What you should do: Your response should match the records line for line.

★ ★ ★ ★

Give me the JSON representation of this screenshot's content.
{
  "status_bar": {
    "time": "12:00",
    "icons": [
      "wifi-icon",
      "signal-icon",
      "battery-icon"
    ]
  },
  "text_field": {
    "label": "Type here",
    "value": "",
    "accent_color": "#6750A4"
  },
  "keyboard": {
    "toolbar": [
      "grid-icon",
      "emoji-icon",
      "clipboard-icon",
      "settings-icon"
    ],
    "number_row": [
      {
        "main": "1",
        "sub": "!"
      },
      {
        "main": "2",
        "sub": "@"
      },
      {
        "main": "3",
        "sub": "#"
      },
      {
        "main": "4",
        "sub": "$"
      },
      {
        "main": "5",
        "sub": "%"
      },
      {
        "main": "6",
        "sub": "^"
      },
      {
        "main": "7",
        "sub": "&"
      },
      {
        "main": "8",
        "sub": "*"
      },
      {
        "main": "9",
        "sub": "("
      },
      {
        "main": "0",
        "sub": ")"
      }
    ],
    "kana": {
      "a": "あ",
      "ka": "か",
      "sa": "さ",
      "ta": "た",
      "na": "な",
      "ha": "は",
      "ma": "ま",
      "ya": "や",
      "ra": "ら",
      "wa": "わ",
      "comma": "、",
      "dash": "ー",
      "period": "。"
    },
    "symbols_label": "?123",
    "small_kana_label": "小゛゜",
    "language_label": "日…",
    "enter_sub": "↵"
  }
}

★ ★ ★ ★

Exercise response:
Give me the JSON representation of this screenshot's content.
{
  "status_bar": {
    "time": "12:00",
    "icons": [
      "wifi-icon",
      "signal-icon",
      "battery-icon"
    ]
  },
  "text_field": {
    "label": "Type here",
    "value": "",
    "accent_color": "#6750A4"
  },
  "keyboard": {
    "toolbar": [
      "grid-icon",
      "emoji-icon",
      "clipboard-icon",
      "settings-icon"
    ],
    "number_row": [
      {
        "main": "1",
        "sub": "!"
      },
      {
        "main": "2",
        "sub": "@"
      },
      {
        "main": "3",
        "sub": "#"
      },
      {
        "main": "4",
        "sub": "$"
      },
      {
        "main": "5",
        "sub": "%"
      },
      {
        "main": "6",
        "sub": "^"
      },
      {
        "main": "7",
        "sub": "&"
      },
      {
        "main": "8",
        "sub": "*"
      },
      {
        "main": "9",
        "sub": "("
      },
      {
        "main": "0",
        "sub": ")"
      }
    ],
    "kana": {
      "a": "あ",
      "ka": "か",
      "sa": "さ",
      "ta": "た",
      "na": "な",
      "ha": "は",
      "ma": "ま",
      "ya": "や",
      "ra": "ら",
      "wa": "わ",
      "comma": "、",
      "dash": "ー",
      "period": "。"
    },
    "symbols_label": "?123",
    "small_kana_label": "小゛゜",
    "language_label": "日…",
    "enter_sub": "↵"
  }
}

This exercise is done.